Find the lines below that contain the string "value". Copy each one.

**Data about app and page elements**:
* * * *

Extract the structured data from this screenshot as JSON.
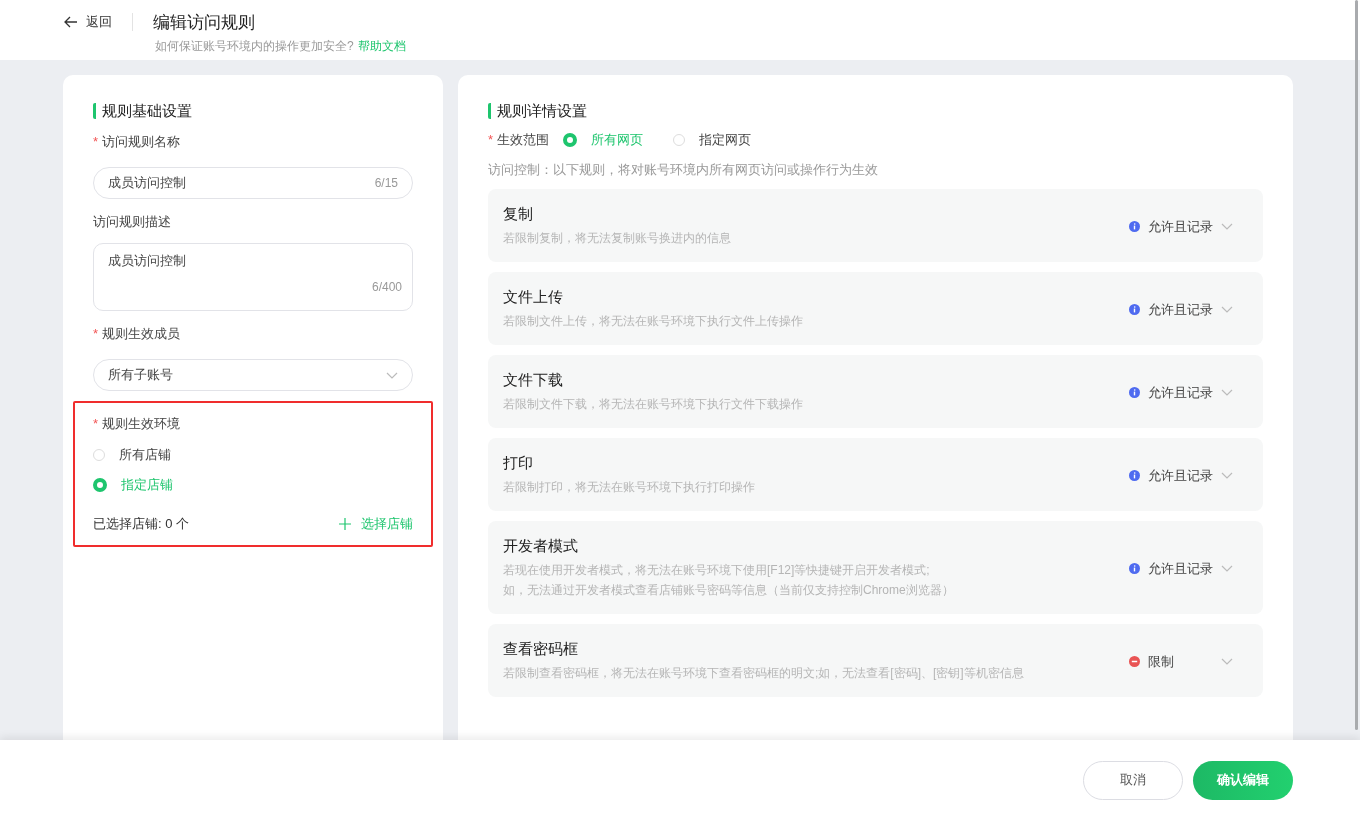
{
  "header": {
    "back": "返回",
    "title": "编辑访问规则",
    "subtitle": "如何保证账号环境内的操作更加安全?",
    "help_link": "帮助文档"
  },
  "basic": {
    "title": "规则基础设置",
    "name_field": {
      "label": "访问规则名称",
      "required_mark": "*",
      "value": "成员访问控制",
      "count": "6/15"
    },
    "desc_field": {
      "label": "访问规则描述",
      "value": "成员访问控制",
      "count": "6/400"
    },
    "members_field": {
      "label": "规则生效成员",
      "required_mark": "*",
      "value": "所有子账号"
    },
    "env": {
      "label": "规则生效环境",
      "required_mark": "*",
      "highlighted": true,
      "options": [
        {
          "label": "所有店铺",
          "selected": false
        },
        {
          "label": "指定店铺",
          "selected": true
        }
      ],
      "selected_count": "已选择店铺: 0 个",
      "select_button": "选择店铺"
    }
  },
  "detail": {
    "title": "规则详情设置",
    "scope": {
      "label": "生效范围",
      "required_mark": "*",
      "options": [
        {
          "label": "所有网页",
          "selected": true
        },
        {
          "label": "指定网页",
          "selected": false
        }
      ]
    },
    "note": "访问控制：以下规则，将对账号环境内所有网页访问或操作行为生效",
    "rules": [
      {
        "name": "复制",
        "description": [
          "若限制复制，将无法复制账号换进内的信息"
        ],
        "kind": "allow",
        "status_label": "允许且记录"
      },
      {
        "name": "文件上传",
        "description": [
          "若限制文件上传，将无法在账号环境下执行文件上传操作"
        ],
        "kind": "allow",
        "status_label": "允许且记录"
      },
      {
        "name": "文件下载",
        "description": [
          "若限制文件下载，将无法在账号环境下执行文件下载操作"
        ],
        "kind": "allow",
        "status_label": "允许且记录"
      },
      {
        "name": "打印",
        "description": [
          "若限制打印，将无法在账号环境下执行打印操作"
        ],
        "kind": "allow",
        "status_label": "允许且记录"
      },
      {
        "name": "开发者模式",
        "description": [
          "若现在使用开发者模式，将无法在账号环境下使用[F12]等快捷键开启开发者模式;",
          "如，无法通过开发者模式查看店铺账号密码等信息（当前仅支持控制Chrome浏览器）"
        ],
        "kind": "allow",
        "status_label": "允许且记录"
      },
      {
        "name": "查看密码框",
        "description": [
          "若限制查看密码框，将无法在账号环境下查看密码框的明文;如，无法查看[密码]、[密钥]等机密信息"
        ],
        "kind": "restrict",
        "status_label": "限制"
      }
    ]
  },
  "footer": {
    "cancel": "取消",
    "confirm": "确认编辑"
  }
}
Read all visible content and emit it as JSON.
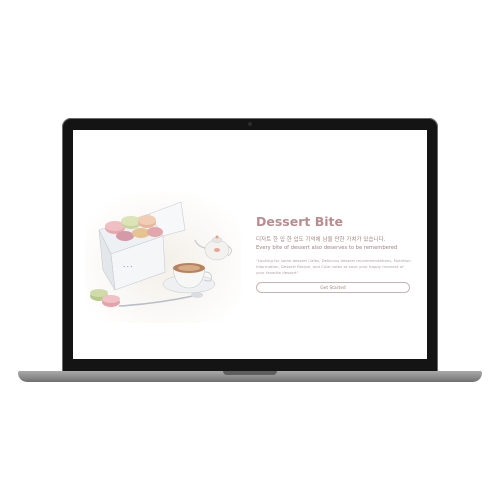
{
  "hero": {
    "title": "Dessert Bite",
    "tagline_ko": "디저트 한 입 한 입도 기억에 남을 만한 가치가 있습니다.",
    "tagline_en": "Every bite of dessert also deserves to be remembered",
    "blurb": "\"Looking for some dessert Cafes, Delicious dessert recommendations, Nutrition information, Dessert Recipe, and Cute notes to save your happy moment of your favorite dessert\"",
    "cta_label": "Get Started"
  },
  "colors": {
    "accent": "#b98d8f",
    "text_muted": "#a07f81",
    "laptop_bezel": "#141414",
    "laptop_base": "#8a8a8a"
  },
  "illustration": {
    "subject": "watercolor macarons box with teacup and teapot"
  }
}
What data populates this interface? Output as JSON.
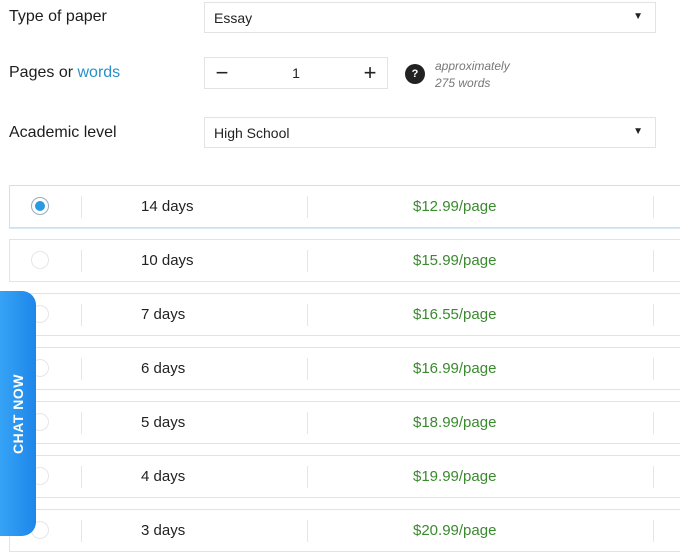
{
  "form": {
    "type_of_paper": {
      "label": "Type of paper",
      "value": "Essay"
    },
    "pages": {
      "label_prefix": "Pages or ",
      "label_link": "words",
      "value": "1",
      "minus": "−",
      "plus": "+",
      "help": "?",
      "approx_line1": "approximately",
      "approx_line2": "275 words"
    },
    "academic_level": {
      "label": "Academic level",
      "value": "High School"
    },
    "caret": "▼"
  },
  "deadlines": [
    {
      "days": "14 days",
      "price": "$12.99/page",
      "selected": true
    },
    {
      "days": "10 days",
      "price": "$15.99/page",
      "selected": false
    },
    {
      "days": "7 days",
      "price": "$16.55/page",
      "selected": false
    },
    {
      "days": "6 days",
      "price": "$16.99/page",
      "selected": false
    },
    {
      "days": "5 days",
      "price": "$18.99/page",
      "selected": false
    },
    {
      "days": "4 days",
      "price": "$19.99/page",
      "selected": false
    },
    {
      "days": "3 days",
      "price": "$20.99/page",
      "selected": false
    }
  ],
  "chat": {
    "label": "CHAT NOW"
  },
  "colors": {
    "accent": "#2a8fc9",
    "price": "#3a8a2e",
    "chat": "#1f86ea"
  }
}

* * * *

**Result of the task**:
      "value": "成员访问控制",
      "value": "成员访问控制",
      "value": "所有子账号"
      "value": "Essay"
      "value": "1",
      "value": "High School"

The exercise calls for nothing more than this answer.